PROBLEM REQUIREMENTS: Exactly as it appears, restate the whole listing.

DATA SUPPLIED:
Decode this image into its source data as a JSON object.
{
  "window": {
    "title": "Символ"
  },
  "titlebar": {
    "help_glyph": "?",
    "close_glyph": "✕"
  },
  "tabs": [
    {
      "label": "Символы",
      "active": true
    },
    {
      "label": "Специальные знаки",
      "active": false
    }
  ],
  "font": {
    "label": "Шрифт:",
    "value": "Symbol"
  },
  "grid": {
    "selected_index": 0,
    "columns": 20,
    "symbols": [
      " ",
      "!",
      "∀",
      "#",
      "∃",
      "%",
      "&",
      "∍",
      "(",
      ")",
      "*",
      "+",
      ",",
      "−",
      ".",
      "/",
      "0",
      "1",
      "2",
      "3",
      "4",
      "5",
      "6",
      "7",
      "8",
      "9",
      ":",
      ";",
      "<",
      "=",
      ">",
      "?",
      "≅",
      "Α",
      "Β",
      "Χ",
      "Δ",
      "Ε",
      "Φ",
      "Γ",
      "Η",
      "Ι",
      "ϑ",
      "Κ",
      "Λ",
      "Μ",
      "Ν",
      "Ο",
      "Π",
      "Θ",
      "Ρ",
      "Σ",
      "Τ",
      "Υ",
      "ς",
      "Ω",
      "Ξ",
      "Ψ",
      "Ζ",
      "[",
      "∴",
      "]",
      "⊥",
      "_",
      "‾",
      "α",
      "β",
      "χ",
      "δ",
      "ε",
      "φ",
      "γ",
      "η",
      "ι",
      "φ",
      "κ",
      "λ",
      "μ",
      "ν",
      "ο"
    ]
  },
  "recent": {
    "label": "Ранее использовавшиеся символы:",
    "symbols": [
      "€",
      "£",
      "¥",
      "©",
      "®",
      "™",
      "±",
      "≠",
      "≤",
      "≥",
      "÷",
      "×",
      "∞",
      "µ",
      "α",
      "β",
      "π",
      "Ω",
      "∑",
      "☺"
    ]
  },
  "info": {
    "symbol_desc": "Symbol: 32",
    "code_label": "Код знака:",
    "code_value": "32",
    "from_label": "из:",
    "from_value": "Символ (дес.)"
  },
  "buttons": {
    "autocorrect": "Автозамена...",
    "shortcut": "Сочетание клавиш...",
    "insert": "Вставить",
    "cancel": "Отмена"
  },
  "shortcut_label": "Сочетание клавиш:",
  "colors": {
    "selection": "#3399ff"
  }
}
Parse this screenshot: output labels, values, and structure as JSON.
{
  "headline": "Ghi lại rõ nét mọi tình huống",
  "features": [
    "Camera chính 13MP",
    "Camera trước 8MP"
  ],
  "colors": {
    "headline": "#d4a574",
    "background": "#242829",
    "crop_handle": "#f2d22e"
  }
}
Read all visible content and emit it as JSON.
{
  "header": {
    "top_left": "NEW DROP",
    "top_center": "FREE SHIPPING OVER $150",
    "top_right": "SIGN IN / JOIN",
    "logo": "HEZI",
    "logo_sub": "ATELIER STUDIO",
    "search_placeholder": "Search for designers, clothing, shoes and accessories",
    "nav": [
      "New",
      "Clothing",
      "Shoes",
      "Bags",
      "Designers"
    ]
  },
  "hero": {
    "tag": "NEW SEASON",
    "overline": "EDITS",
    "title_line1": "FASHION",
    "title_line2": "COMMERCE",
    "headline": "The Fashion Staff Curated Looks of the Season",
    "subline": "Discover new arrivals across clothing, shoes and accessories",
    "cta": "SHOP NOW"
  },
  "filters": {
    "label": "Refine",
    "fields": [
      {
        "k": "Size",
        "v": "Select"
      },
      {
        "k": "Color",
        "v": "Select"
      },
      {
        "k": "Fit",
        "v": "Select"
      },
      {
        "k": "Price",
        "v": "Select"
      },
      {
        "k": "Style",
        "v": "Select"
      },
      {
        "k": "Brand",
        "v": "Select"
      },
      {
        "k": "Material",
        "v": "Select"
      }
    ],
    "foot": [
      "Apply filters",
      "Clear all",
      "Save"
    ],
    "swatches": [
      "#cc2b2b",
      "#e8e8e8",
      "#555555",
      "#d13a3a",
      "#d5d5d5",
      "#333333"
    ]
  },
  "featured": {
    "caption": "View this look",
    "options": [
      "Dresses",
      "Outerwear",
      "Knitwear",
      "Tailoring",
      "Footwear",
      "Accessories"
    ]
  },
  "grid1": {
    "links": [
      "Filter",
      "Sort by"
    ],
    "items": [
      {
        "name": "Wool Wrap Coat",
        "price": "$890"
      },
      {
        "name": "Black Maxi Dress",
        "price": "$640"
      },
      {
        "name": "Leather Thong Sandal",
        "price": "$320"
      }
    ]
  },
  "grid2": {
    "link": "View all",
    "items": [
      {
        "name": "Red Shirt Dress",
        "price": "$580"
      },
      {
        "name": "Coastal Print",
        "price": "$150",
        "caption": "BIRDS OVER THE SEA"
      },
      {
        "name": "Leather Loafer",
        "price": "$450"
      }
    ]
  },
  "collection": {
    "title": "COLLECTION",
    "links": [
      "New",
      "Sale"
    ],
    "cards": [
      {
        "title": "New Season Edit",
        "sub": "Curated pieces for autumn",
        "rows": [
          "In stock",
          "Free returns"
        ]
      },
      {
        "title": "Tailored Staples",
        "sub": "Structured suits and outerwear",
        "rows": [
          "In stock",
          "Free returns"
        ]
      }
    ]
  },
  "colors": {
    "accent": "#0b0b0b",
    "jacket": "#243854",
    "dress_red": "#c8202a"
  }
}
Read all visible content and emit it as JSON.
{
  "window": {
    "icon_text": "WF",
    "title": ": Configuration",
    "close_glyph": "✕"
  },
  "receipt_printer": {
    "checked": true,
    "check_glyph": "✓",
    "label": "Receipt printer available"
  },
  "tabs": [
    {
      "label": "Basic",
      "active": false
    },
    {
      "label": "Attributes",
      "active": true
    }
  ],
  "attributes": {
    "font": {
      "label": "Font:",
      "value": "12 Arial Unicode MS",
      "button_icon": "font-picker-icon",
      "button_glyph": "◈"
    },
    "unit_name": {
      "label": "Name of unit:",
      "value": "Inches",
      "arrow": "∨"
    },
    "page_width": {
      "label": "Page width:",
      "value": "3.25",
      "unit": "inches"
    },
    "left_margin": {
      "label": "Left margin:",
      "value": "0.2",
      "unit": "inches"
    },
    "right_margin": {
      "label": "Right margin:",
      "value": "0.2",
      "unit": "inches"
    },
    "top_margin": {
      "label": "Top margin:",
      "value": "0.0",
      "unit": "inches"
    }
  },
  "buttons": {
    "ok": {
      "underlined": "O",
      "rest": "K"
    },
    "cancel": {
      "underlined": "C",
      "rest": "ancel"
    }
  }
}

WRITTEN ANSWER:
Decode this image into its source data as a JSON object.
{
  "window": {
    "title": "Символ"
  },
  "titlebar": {
    "help_glyph": "?",
    "close_glyph": "✕"
  },
  "tabs": [
    {
      "label": "Символы",
      "active": true
    },
    {
      "label": "Специальные знаки",
      "active": false
    }
  ],
  "font": {
    "label": "Шрифт:",
    "value": "Symbol"
  },
  "grid": {
    "selected_index": 0,
    "columns": 20,
    "symbols": [
      " ",
      "!",
      "∀",
      "#",
      "∃",
      "%",
      "&",
      "∍",
      "(",
      ")",
      "*",
      "+",
      ",",
      "−",
      ".",
      "/",
      "0",
      "1",
      "2",
      "3",
      "4",
      "5",
      "6",
      "7",
      "8",
      "9",
      ":",
      ";",
      "<",
      "=",
      ">",
      "?",
      "≅",
      "Α",
      "Β",
      "Χ",
      "Δ",
      "Ε",
      "Φ",
      "Γ",
      "Η",
      "Ι",
      "ϑ",
      "Κ",
      "Λ",
      "Μ",
      "Ν",
      "Ο",
      "Π",
      "Θ",
      "Ρ",
      "Σ",
      "Τ",
      "Υ",
      "ς",
      "Ω",
      "Ξ",
      "Ψ",
      "Ζ",
      "[",
      "∴",
      "]",
      "⊥",
      "_",
      "‾",
      "α",
      "β",
      "χ",
      "δ",
      "ε",
      "φ",
      "γ",
      "η",
      "ι",
      "φ",
      "κ",
      "λ",
      "μ",
      "ν",
      "ο"
    ]
  },
  "recent": {
    "label": "Ранее использовавшиеся символы:",
    "symbols": [
      "€",
      "£",
      "¥",
      "©",
      "®",
      "™",
      "±",
      "≠",
      "≤",
      "≥",
      "÷",
      "×",
      "∞",
      "µ",
      "α",
      "β",
      "π",
      "Ω",
      "∑",
      "☺"
    ]
  },
  "info": {
    "symbol_desc": "Symbol: 32",
    "code_label": "Код знака:",
    "code_value": "32",
    "from_label": "из:",
    "from_value": "Символ (дес.)"
  },
  "buttons": {
    "autocorrect": "Автозамена...",
    "shortcut": "Сочетание клавиш...",
    "insert": "Вставить",
    "cancel": "Отмена"
  },
  "shortcut_label": "Сочетание клавиш:",
  "colors": {
    "selection": "#3399ff"
  }
}
Parse this screenshot: output labels, values, and structure as JSON.
{
  "headline": "Ghi lại rõ nét mọi tình huống",
  "features": [
    "Camera chính 13MP",
    "Camera trước 8MP"
  ],
  "colors": {
    "headline": "#d4a574",
    "background": "#242829",
    "crop_handle": "#f2d22e"
  }
}
Read all visible content and emit it as JSON.
{
  "header": {
    "top_left": "NEW DROP",
    "top_center": "FREE SHIPPING OVER $150",
    "top_right": "SIGN IN / JOIN",
    "logo": "HEZI",
    "logo_sub": "ATELIER STUDIO",
    "search_placeholder": "Search for designers, clothing, shoes and accessories",
    "nav": [
      "New",
      "Clothing",
      "Shoes",
      "Bags",
      "Designers"
    ]
  },
  "hero": {
    "tag": "NEW SEASON",
    "overline": "EDITS",
    "title_line1": "FASHION",
    "title_line2": "COMMERCE",
    "headline": "The Fashion Staff Curated Looks of the Season",
    "subline": "Discover new arrivals across clothing, shoes and accessories",
    "cta": "SHOP NOW"
  },
  "filters": {
    "label": "Refine",
    "fields": [
      {
        "k": "Size",
        "v": "Select"
      },
      {
        "k": "Color",
        "v": "Select"
      },
      {
        "k": "Fit",
        "v": "Select"
      },
      {
        "k": "Price",
        "v": "Select"
      },
      {
        "k": "Style",
        "v": "Select"
      },
      {
        "k": "Brand",
        "v": "Select"
      },
      {
        "k": "Material",
        "v": "Select"
      }
    ],
    "foot": [
      "Apply filters",
      "Clear all",
      "Save"
    ],
    "swatches": [
      "#cc2b2b",
      "#e8e8e8",
      "#555555",
      "#d13a3a",
      "#d5d5d5",
      "#333333"
    ]
  },
  "featured": {
    "caption": "View this look",
    "options": [
      "Dresses",
      "Outerwear",
      "Knitwear",
      "Tailoring",
      "Footwear",
      "Accessories"
    ]
  },
  "grid1": {
    "links": [
      "Filter",
      "Sort by"
    ],
    "items": [
      {
        "name": "Wool Wrap Coat",
        "price": "$890"
      },
      {
        "name": "Black Maxi Dress",
        "price": "$640"
      },
      {
        "name": "Leather Thong Sandal",
        "price": "$320"
      }
    ]
  },
  "grid2": {
    "link": "View all",
    "items": [
      {
        "name": "Red Shirt Dress",
        "price": "$580"
      },
      {
        "name": "Coastal Print",
        "price": "$150",
        "caption": "BIRDS OVER THE SEA"
      },
      {
        "name": "Leather Loafer",
        "price": "$450"
      }
    ]
  },
  "collection": {
    "title": "COLLECTION",
    "links": [
      "New",
      "Sale"
    ],
    "cards": [
      {
        "title": "New Season Edit",
        "sub": "Curated pieces for autumn",
        "rows": [
          "In stock",
          "Free returns"
        ]
      },
      {
        "title": "Tailored Staples",
        "sub": "Structured suits and outerwear",
        "rows": [
          "In stock",
          "Free returns"
        ]
      }
    ]
  },
  "colors": {
    "accent": "#0b0b0b",
    "jacket": "#243854",
    "dress_red": "#c8202a"
  }
}
Read all visible content and emit it as JSON.
{
  "window": {
    "icon_text": "WF",
    "title": ": Configuration",
    "close_glyph": "✕"
  },
  "receipt_printer": {
    "checked": true,
    "check_glyph": "✓",
    "label": "Receipt printer available"
  },
  "tabs": [
    {
      "label": "Basic",
      "active": false
    },
    {
      "label": "Attributes",
      "active": true
    }
  ],
  "attributes": {
    "font": {
      "label": "Font:",
      "value": "12 Arial Unicode MS",
      "button_icon": "font-picker-icon",
      "button_glyph": "◈"
    },
    "unit_name": {
      "label": "Name of unit:",
      "value": "Inches",
      "arrow": "∨"
    },
    "page_width": {
      "label": "Page width:",
      "value": "3.25",
      "unit": "inches"
    },
    "left_margin": {
      "label": "Left margin:",
      "value": "0.2",
      "unit": "inches"
    },
    "right_margin": {
      "label": "Right margin:",
      "value": "0.2",
      "unit": "inches"
    },
    "top_margin": {
      "label": "Top margin:",
      "value": "0.0",
      "unit": "inches"
    }
  },
  "buttons": {
    "ok": {
      "underlined": "O",
      "rest": "K"
    },
    "cancel": {
      "underlined": "C",
      "rest": "ancel"
    }
  }
}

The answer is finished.